Mike’s also serves breakfast all day, which was really appreciated when I was in grad school. They also feature lots of affordable specials. Mike’s hours of operation are 6 am – 11pm Monday through Thursday and 6 am to midnight Friday and Saturday, and 7 am to 10 pm on Sundays.
And if your sandwich is too sloppy, there is always a roll of paper towels on the table.
1700 S. Water Street (corner of SR 43 & SR 261)
Kent, Ohio 44240

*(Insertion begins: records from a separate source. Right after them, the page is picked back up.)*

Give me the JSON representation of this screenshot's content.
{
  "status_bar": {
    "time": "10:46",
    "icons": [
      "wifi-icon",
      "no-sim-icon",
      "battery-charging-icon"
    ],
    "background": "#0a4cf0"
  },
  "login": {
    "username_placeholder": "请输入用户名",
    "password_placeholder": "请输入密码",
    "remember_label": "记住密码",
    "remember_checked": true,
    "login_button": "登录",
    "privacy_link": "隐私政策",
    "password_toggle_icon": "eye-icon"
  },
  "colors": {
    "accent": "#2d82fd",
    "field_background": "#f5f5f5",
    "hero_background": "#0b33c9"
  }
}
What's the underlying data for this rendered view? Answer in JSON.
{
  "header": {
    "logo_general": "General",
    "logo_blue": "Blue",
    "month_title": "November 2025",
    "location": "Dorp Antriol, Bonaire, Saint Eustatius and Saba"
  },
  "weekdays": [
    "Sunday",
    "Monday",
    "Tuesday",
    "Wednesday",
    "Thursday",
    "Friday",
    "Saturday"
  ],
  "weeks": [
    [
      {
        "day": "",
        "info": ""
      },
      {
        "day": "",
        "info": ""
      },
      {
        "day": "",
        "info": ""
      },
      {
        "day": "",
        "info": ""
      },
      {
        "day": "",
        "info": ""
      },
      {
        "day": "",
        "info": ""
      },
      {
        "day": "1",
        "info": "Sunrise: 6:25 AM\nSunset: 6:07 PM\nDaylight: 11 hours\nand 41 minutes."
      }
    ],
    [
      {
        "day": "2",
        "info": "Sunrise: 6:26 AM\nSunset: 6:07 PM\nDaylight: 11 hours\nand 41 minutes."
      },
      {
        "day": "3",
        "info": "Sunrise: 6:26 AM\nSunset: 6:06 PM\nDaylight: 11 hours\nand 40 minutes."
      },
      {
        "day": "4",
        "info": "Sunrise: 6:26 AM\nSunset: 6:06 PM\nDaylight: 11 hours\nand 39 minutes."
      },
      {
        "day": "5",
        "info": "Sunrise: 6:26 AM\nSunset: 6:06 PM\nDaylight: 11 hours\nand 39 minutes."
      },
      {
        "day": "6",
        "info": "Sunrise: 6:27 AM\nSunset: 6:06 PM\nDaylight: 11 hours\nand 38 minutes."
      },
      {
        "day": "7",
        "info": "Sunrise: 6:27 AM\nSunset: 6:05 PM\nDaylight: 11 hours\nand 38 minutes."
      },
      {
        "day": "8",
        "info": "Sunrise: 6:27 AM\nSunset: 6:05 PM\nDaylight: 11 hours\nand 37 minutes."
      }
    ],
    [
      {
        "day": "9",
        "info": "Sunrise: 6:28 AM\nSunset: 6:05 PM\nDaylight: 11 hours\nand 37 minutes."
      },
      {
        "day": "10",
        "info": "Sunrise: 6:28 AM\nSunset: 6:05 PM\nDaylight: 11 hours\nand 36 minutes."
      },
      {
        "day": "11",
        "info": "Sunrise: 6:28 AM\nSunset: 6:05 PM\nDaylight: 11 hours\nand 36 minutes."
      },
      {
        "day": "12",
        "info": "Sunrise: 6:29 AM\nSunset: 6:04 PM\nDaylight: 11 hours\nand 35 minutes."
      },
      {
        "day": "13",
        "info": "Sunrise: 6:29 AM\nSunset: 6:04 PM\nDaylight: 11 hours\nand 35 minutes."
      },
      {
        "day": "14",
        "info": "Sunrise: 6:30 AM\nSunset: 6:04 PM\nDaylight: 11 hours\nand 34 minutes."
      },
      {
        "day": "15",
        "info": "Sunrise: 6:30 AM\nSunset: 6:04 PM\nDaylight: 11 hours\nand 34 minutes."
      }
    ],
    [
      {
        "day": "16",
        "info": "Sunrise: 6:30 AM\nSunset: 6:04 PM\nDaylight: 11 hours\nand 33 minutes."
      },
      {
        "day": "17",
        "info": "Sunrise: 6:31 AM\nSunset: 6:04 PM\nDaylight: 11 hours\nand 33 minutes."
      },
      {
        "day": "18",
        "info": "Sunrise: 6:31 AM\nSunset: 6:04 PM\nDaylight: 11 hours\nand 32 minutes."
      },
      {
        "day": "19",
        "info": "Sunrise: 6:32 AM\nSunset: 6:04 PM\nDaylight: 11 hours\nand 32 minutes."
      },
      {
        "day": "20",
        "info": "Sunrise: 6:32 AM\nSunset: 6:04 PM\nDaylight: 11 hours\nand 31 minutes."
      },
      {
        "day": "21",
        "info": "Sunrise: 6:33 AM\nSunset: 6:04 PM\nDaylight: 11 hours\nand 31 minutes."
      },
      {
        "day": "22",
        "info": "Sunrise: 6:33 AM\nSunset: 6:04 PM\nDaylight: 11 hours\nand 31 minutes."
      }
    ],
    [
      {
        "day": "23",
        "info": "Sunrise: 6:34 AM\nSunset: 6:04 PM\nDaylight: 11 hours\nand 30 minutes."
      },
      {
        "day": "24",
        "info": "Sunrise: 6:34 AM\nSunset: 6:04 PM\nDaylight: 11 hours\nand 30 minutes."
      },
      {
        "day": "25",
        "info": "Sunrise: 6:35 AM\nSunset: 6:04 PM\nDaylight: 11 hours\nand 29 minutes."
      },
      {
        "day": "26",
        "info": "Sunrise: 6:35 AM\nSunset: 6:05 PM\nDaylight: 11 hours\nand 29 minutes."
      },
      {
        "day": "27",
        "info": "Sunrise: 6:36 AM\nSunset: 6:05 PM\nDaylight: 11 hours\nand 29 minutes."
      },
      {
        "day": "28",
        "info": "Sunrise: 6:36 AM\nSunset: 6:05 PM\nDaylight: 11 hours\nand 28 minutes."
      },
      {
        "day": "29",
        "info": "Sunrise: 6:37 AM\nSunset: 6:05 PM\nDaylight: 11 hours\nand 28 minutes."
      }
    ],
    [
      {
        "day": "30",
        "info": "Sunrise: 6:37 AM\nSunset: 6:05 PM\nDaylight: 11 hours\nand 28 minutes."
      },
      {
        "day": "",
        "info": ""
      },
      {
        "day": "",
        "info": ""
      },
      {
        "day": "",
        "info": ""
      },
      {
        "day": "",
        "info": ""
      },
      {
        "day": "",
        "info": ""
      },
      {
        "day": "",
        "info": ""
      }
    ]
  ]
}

I am not a big fan of baked goods (despite the fact that I worked at Baker’s Square for five years in high school and college). I usually leave the crust on pies and just eat the filling, and scones make me gag because I find them too dry. But I stopped at Blue Jaye Farm on Liberty Road in Twinsburg (edit: the place has since closed – now working out of Heritage Farm in Peninsula) the other day to pick up some apple cider and was hungry, so I grabbed an apple turnover. Oh my goodness was it delicious. The turnover was flaky and delicious with just a hint of creamy vanilla goodness. I went back today and bought some more. I asked her what her secret ingredient was (making a joke that it was crack), and she told me she makes them two ways – plain and with cream cheese. I was lucky enough to buy one that uses cream cheese, although I bought a plain apple turnover too for the trip home and that was just as flaky and delicious. The apple turnovers made with cream cheese are slightly larger than the regular apple turnovers. Both are available for $1.50 each.
She sells lots of baked goods there, including chocolate chip cookies, rice krispie treats, fudge and homemade pies (I saw pumpkin, apple walnut, mixed berry and blueberry when I was there), as well as apple cider, apples, homemade jelly and preserves, pumpkins, and several kinds of candy for the kids. Not to mention the homemade wreaths, crafts, decorative corn stalks, and gourds. The pumpkins are gorgeous and are available in all sizes and colors (I’d never heard or seen cotton candy white pumpkins before). The variety is amazing.
Blue Jaye Farm also offers hayrides on the weekend. Be sure to check the site, because it is only open until October 31st. However, you can buy her baked goods, gift baskets, wreaths, centerpieces, etc. at Heritage Farms at 6050 Riverview Rd. in Peninsula. You can also find them in July and August at the Farmer’s Market in Middlefield.